Troy Roberts, Days Like These | The Vinyl Anachronist

Saxophone players aren’t known for being shy or demure, but Troy Roberts takes extroversion to another level. He’s known as a young lion in today’s jazz scene, a musician who really stands out with a bold, passionate style. Every note he plays is a statement, one that stems from who he is and where he’s been. He’s an ambitious sax player, so much so that after ten albums he founded his own jazz label, Toy Robot Music.
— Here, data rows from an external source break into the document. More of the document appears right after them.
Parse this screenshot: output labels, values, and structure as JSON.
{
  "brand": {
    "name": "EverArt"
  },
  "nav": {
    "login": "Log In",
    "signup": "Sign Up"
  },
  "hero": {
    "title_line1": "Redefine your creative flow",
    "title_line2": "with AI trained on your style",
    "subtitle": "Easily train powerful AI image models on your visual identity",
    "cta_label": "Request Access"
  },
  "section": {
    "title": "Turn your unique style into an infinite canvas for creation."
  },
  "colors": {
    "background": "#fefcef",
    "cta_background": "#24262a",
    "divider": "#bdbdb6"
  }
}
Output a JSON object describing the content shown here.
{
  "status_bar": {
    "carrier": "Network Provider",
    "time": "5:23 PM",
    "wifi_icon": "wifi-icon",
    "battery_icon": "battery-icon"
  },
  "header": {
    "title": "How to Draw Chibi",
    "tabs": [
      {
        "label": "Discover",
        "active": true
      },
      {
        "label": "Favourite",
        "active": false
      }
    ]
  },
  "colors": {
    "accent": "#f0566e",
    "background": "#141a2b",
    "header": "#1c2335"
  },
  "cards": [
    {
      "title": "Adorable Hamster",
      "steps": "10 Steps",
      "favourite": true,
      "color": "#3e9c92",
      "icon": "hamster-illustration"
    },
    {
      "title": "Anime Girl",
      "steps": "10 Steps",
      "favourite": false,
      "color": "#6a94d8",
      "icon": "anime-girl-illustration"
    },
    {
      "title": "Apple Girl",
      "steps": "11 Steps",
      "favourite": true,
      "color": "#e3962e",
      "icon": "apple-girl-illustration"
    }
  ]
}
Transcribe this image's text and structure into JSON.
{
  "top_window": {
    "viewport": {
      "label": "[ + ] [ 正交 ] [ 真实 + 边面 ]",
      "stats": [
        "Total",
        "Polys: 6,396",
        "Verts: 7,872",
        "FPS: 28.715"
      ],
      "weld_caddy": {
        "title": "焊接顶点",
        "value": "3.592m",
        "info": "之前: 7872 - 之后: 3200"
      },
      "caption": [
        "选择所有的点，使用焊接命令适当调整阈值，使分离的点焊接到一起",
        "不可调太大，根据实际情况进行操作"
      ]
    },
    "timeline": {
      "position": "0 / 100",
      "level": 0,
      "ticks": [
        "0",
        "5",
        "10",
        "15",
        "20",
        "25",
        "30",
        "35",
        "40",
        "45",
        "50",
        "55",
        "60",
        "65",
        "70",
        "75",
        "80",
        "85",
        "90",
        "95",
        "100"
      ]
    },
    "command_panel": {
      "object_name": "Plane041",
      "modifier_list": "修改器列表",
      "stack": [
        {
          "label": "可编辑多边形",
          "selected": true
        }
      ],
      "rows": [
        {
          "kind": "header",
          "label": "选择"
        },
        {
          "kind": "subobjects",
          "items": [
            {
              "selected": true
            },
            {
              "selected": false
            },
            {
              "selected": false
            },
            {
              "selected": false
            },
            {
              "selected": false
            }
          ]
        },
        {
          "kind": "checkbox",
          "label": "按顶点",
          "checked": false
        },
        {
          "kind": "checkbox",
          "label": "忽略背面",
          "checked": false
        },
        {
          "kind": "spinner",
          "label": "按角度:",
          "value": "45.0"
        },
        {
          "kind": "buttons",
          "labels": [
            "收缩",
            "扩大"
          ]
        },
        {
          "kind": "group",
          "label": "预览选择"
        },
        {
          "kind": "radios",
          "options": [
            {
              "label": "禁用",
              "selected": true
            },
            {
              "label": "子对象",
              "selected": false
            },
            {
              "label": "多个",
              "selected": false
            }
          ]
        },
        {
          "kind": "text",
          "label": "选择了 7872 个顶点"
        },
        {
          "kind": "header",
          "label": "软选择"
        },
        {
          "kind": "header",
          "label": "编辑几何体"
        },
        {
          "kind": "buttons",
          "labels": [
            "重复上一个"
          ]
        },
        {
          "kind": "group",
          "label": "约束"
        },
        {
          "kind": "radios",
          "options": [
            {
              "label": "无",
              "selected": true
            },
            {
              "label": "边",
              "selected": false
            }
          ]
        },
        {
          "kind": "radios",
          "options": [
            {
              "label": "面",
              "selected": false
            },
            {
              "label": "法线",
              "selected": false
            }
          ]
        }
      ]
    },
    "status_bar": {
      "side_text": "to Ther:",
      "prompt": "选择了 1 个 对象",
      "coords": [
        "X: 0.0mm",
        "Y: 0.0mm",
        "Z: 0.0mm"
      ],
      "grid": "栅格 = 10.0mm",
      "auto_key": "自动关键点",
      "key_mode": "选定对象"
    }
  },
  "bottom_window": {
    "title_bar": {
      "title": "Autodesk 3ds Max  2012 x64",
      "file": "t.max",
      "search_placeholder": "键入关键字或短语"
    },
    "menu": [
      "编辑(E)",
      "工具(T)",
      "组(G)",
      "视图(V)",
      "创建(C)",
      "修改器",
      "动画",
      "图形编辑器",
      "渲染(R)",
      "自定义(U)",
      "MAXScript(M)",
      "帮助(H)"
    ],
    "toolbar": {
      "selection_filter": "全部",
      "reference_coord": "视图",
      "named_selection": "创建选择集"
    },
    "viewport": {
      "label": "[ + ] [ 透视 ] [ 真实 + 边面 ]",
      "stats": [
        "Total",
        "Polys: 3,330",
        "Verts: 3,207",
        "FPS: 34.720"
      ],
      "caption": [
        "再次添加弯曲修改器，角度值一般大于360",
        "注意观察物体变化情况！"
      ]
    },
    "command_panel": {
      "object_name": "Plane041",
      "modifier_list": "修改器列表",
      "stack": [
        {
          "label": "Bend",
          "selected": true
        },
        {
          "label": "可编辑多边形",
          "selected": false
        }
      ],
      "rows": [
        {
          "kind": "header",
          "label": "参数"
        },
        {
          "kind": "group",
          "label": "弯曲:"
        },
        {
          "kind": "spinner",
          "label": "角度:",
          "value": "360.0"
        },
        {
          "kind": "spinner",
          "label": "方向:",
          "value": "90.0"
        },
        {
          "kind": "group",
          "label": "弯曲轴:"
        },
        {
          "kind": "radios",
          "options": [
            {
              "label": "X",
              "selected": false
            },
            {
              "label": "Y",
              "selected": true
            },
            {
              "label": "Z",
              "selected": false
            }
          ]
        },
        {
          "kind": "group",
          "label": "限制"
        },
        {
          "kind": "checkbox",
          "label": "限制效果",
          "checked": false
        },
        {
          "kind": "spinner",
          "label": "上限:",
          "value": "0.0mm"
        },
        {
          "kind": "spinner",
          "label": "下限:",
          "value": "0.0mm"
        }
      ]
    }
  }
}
The first release is this, Days Like These, and future releases will focus on the performers who join him here: Hammond B-3 players Joey DeFrancesco and Emmet Cohen and drummer Jeff “Tain” Watts.

From glancing at this line-up you’ll realize that this is an organ trio, one of my favorite jazz ensembles. Perhaps that’s why Troy Roberts and his sax are so front and center in this recording–there’s the organ adding texture and bass, and then there’s the percussion, and then there’s that big, brave saxophone. It’s a lean sound, stripped down to the basics so you’ll hear everything that’s going on, and all at once. In addition, these eight tracks all hover around the seven to ten minute mark, so there’s plenty of improvisation, plenty of solos, plenty of chance for everyone to dig deep and explore.

Troy Roberts knows how to encourage everyone to get wild, to let loose, but it’s amazing how the trio never lapses into the realm of free jazz. Roberts’ sax playing revolves around melody and theme, not noise, so he’s always playing those big notes with a modicum of restraint. Both Hammond players get their chance for extended solos, but these sojourns reveal the expressiveness of this wonderful instrument rather than the limitless potential of sound. Perhaps the wild card here is Watts, who is often raucous with his kit. He is fond of big fills and lots of work on the crash cymbals, so much so that you can easily imagine the whole kit shaking and sliding across the stage.

Days Like These has a rough, impromptu feel to it, and that’s because it was recorded at Tedesco Studios in a single day. If you know your jazz, you’ll know that’s when the magic happens, when the true classics are captured. Everyone’s in the moment, locked in. Troy Roberts is obviously a leader who strives for that kind of creativity in the studio. While I don’t think you can call a performer with 11 albums a “young lion” anymore, it is true that Roberts is on the verge of taking it to the next level, of doing something with an organ trio that no one else is doing.